It’s a great way to explore diabetes tech

If you’ve been curious about trying CGM, then a P-CGM is a great test run to see how you’d like it. We mentioned earlier that the commitment is minimal, but after trying P-CGM, you may be inspired to wear a CGM on a regular basis and use the data to fine-tune your diabetes care on your own. 

You save money on health costs in the long run

Did you know that in the United States, diabetes costs rose from $245 billion in 2012 to $327 billion in 2017? People with diabetes spend more than twice as much on healthcare than people without diabetes. Out of $16,752 per year that people with diabetes spend on healthcare costs, $9,601 is attributed to diabetes care. One study showed the economic benefits of P-CGM. Patients who used the option saved more than $3300 per year on diabetes-related costs. Imagine being able to improve your health and save money in the process.

Is a Professional CGM Right For You?

That depends! If you need extra help analyzing your blood glucose data or want to work more closely with a doctor to help you understand what affects your blood sugar, then P-CGM may be for you. If you want a professional to make recommendations to your diabetes regimen based on that information, then P-CGM may be for you. If you believe these efforts will have a long-term impact on not just your A1c, but overall health and ability to manage diabetes, then P-CGM may be for you. 
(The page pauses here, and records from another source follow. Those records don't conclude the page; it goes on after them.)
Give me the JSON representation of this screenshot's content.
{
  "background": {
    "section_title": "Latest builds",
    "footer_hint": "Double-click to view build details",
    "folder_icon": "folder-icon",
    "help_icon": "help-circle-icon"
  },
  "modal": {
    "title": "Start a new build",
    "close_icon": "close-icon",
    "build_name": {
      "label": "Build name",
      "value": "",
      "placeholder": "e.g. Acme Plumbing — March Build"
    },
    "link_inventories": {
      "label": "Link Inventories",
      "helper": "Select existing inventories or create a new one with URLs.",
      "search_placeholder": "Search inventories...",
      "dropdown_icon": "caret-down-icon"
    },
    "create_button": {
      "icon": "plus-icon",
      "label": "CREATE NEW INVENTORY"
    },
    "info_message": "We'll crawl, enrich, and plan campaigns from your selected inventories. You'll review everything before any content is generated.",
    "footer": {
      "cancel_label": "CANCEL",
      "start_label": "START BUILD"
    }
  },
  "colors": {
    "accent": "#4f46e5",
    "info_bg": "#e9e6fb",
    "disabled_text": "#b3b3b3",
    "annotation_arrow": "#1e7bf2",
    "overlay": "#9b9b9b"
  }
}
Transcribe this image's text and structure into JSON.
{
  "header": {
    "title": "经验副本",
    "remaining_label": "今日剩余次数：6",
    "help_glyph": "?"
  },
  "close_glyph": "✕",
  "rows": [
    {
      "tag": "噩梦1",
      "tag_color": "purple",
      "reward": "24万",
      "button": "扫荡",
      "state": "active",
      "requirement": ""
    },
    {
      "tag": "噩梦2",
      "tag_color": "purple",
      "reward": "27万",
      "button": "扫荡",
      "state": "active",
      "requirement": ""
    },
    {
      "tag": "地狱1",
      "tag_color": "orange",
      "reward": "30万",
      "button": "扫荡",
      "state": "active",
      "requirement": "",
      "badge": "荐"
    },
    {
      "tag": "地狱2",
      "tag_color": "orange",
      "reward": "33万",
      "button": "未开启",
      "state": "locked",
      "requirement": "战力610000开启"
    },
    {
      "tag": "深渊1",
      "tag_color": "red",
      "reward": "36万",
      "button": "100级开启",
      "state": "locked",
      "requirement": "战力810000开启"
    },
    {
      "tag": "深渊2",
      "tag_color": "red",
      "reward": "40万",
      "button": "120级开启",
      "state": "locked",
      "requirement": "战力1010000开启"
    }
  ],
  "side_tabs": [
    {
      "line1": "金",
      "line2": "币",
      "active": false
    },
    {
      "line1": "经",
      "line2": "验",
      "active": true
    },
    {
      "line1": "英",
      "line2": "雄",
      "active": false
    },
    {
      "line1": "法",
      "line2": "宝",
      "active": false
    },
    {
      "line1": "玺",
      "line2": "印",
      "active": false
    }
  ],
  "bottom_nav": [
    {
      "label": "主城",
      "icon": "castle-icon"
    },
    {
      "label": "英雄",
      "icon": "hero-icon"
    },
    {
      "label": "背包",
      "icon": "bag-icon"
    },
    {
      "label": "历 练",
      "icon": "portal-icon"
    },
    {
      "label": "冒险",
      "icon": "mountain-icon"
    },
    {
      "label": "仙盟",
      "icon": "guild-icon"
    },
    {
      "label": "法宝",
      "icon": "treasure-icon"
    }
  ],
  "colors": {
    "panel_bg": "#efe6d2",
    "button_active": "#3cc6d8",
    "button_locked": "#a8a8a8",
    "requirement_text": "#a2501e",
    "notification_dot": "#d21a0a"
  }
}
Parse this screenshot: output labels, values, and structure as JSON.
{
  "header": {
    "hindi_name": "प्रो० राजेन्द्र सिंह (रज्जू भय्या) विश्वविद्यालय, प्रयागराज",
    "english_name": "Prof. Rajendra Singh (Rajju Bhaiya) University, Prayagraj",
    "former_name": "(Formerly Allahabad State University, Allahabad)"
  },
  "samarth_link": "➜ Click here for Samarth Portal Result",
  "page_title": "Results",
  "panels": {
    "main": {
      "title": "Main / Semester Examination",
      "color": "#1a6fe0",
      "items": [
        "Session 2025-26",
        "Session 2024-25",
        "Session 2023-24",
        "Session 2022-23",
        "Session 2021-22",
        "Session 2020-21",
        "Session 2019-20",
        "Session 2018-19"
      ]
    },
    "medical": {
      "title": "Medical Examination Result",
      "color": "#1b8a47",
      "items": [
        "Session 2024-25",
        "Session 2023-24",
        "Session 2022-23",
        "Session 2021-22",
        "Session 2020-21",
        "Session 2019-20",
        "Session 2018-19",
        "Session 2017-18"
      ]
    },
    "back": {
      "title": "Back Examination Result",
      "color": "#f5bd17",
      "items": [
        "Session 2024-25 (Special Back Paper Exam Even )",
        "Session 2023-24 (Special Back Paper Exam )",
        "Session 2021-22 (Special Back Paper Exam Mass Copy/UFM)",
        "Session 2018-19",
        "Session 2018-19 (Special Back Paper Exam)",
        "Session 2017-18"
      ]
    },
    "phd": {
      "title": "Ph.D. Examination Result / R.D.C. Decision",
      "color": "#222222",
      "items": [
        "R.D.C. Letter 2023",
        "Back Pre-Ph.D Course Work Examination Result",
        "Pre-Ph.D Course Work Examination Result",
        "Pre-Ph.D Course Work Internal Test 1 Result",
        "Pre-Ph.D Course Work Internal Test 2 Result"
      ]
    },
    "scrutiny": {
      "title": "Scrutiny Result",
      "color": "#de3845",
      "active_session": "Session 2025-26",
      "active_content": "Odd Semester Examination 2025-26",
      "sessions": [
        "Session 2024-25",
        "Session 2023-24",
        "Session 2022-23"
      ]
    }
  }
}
To start on P-CGM, contact your healthcare provider about your options. With regard to cost, these devices are owned or leased by healthcare providers and provided to patients. The coverage of professional CGMs depends on the health insurance plan. As you consider implementing this treatment into your care, contact your health insurance company to inquire about out-of-pocket costs. 

WRITTEN BY T'ara Smith, MS, Nutrition Education, POSTED 12/13/19, UPDATED 12/11/22

T’ara was diagnosed with type 2 diabetes in July 2017 at the age of 25. Since her diagnosis, she focused her academic studies and career on diabetes awareness and living a full life with it. She’s excited to have joined the Beyond Type 1 team to continue her work. Two years later, T'ara discovered she'd been misdiagnosed with type 2 and actually has latent autoimmune diabetes in adults (LADA). Outside the office, T’ara enjoys going to the movies, visiting parks with her dog, listening to BTS and cooking awesome healthy meals. T’ara holds an MS in Nutrition Education from American University.